The Egyptian losses include the loss of many armoured vehicles and military vehicles provided by Egypt to the Haftar forces, which were seized by al-Wefaq forces after its control of eight cities west of the country, in addition to the al-Watiyah strategic air base. In recent weeks, al-Wefaq forces have harvested many spoils, including UAE armoured vehicles, Chinese aircraft, Russian weapons, Egyptian ammunition, and American missiles that France brought to Haftar.
Among the strategic losses that will affect the Egyptian role later, its relations with North African countries such as Tunisia, Algeria, and Morocco, which consider the fall of Tripoli as a red line, are affected and see in Haftar’s project a threat to its national security. The losses of Egyptian relations are not limited to the countries of North Africa, because the Egyptian intervention began to affect its relations with European countries and the United States.

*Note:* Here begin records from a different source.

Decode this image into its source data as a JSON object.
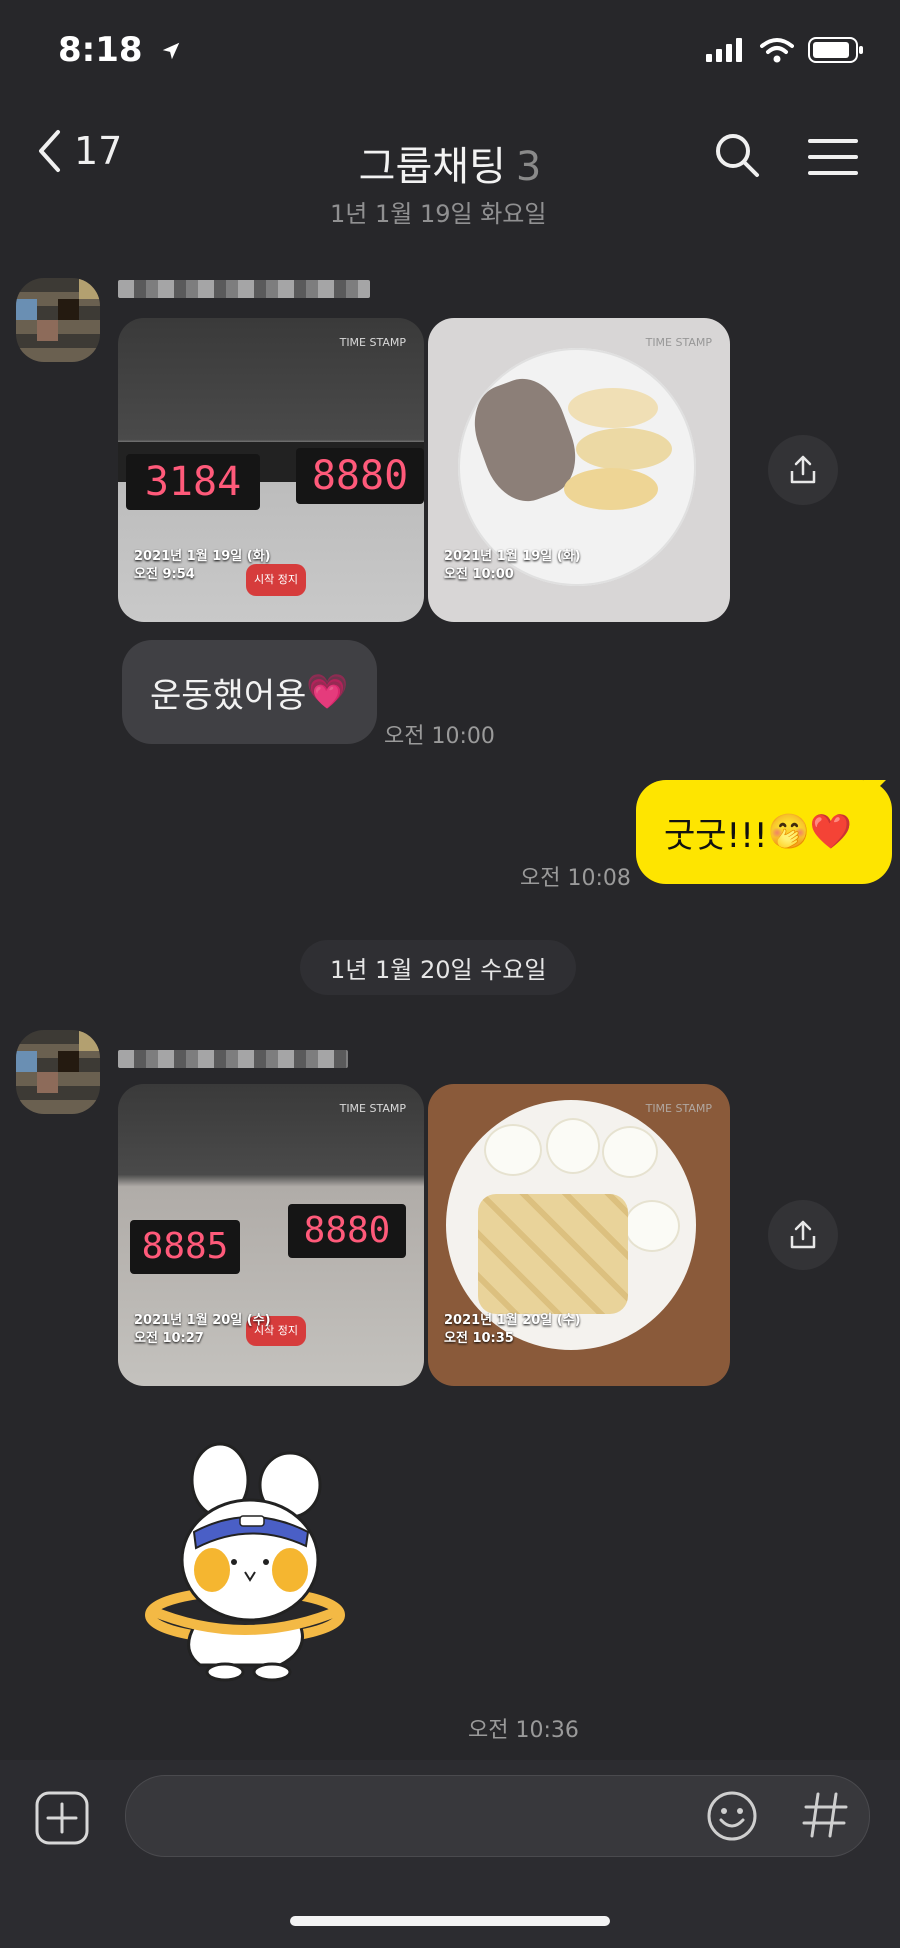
{
  "status_bar": {
    "time": "8:18"
  },
  "header": {
    "back_count": "17",
    "title": "그룹채팅",
    "member_count": "3"
  },
  "dates": {
    "d1": "1년 1월 19일 화요일",
    "d2": "1년 1월 20일 수요일"
  },
  "messages": {
    "m1": {
      "photos": [
        {
          "stamp": "TIME STAMP",
          "date": "2021년 1월 19일 (화)",
          "time": "오전 9:54",
          "display_a": "3184",
          "display_b": "8880",
          "btn": "시작 정지"
        },
        {
          "stamp": "TIME STAMP",
          "date": "2021년 1월 19일 (화)",
          "time": "오전 10:00"
        }
      ]
    },
    "m2": {
      "text": "운동했어용",
      "emoji": "💗",
      "time": "오전 10:00"
    },
    "m3": {
      "text": "굿굿!!!",
      "emoji": "🤭❤️",
      "time": "오전 10:08"
    },
    "m4": {
      "photos": [
        {
          "stamp": "TIME STAMP",
          "date": "2021년 1월 20일 (수)",
          "time": "오전 10:27",
          "display_a": "8885",
          "display_b": "8880",
          "btn": "시작 정지"
        },
        {
          "stamp": "TIME STAMP",
          "date": "2021년 1월 20일 (수)",
          "time": "오전 10:35"
        }
      ]
    },
    "m5": {
      "time": "오전 10:36"
    }
  },
  "colors": {
    "background": "#27272a",
    "incoming": "#404044",
    "outgoing": "#fee500"
  },
  "icons": [
    "back-chevron-icon",
    "search-icon",
    "menu-icon",
    "share-icon",
    "add-icon",
    "emoji-icon",
    "hashtag-icon"
  ]
}
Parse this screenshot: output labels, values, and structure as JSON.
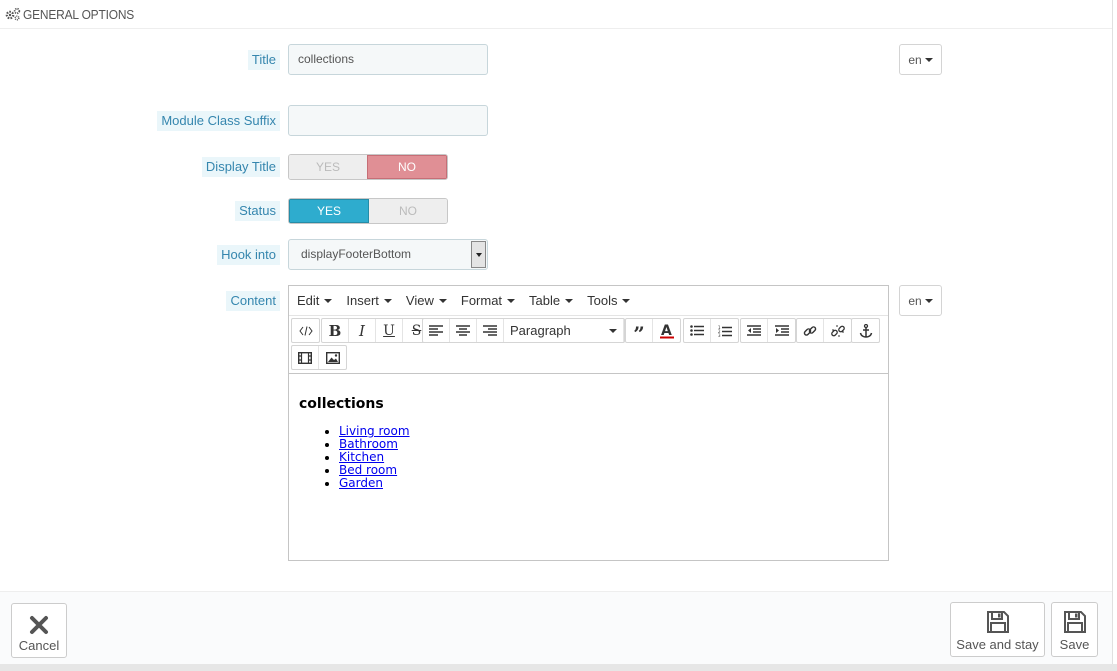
{
  "panel": {
    "heading": "GENERAL OPTIONS"
  },
  "fields": {
    "title": {
      "label": "Title",
      "value": "collections",
      "lang": "en"
    },
    "suffix": {
      "label": "Module Class Suffix",
      "value": ""
    },
    "display_title": {
      "label": "Display Title",
      "yes": "YES",
      "no": "NO",
      "selected": "NO"
    },
    "status": {
      "label": "Status",
      "yes": "YES",
      "no": "NO",
      "selected": "YES"
    },
    "hook": {
      "label": "Hook into",
      "value": "displayFooterBottom"
    },
    "content": {
      "label": "Content",
      "lang": "en"
    }
  },
  "editor": {
    "menus": [
      "Edit",
      "Insert",
      "View",
      "Format",
      "Table",
      "Tools"
    ],
    "block_format": "Paragraph",
    "heading": "collections",
    "links": [
      "Living room",
      "Bathroom",
      "Kitchen",
      "Bed room",
      "Garden"
    ]
  },
  "footer": {
    "cancel": "Cancel",
    "save_stay": "Save and stay",
    "save": "Save"
  },
  "colors": {
    "label_text": "#3586ae",
    "label_bg": "#eaf6fa",
    "switch_yes": "#2eacce",
    "switch_no": "#e08f95"
  }
}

The USA recently raised its voice against direct and indirect Russian military intervention in Libya by sending combat aircraft to the Jufra area. US Secretary of State Mike Pompeo made a phone call twice to al-Sarraj and perhaps a direct one will be between the latter and President Donald Trump. A period of tension in Libyan-Italian relations also started to end recently and Rome began to intensify its contacts in favour of the GNA. NATO announced its willingness to support the GNA recently, and the Egyptian regime does not seem ready to confront NATO in Libya.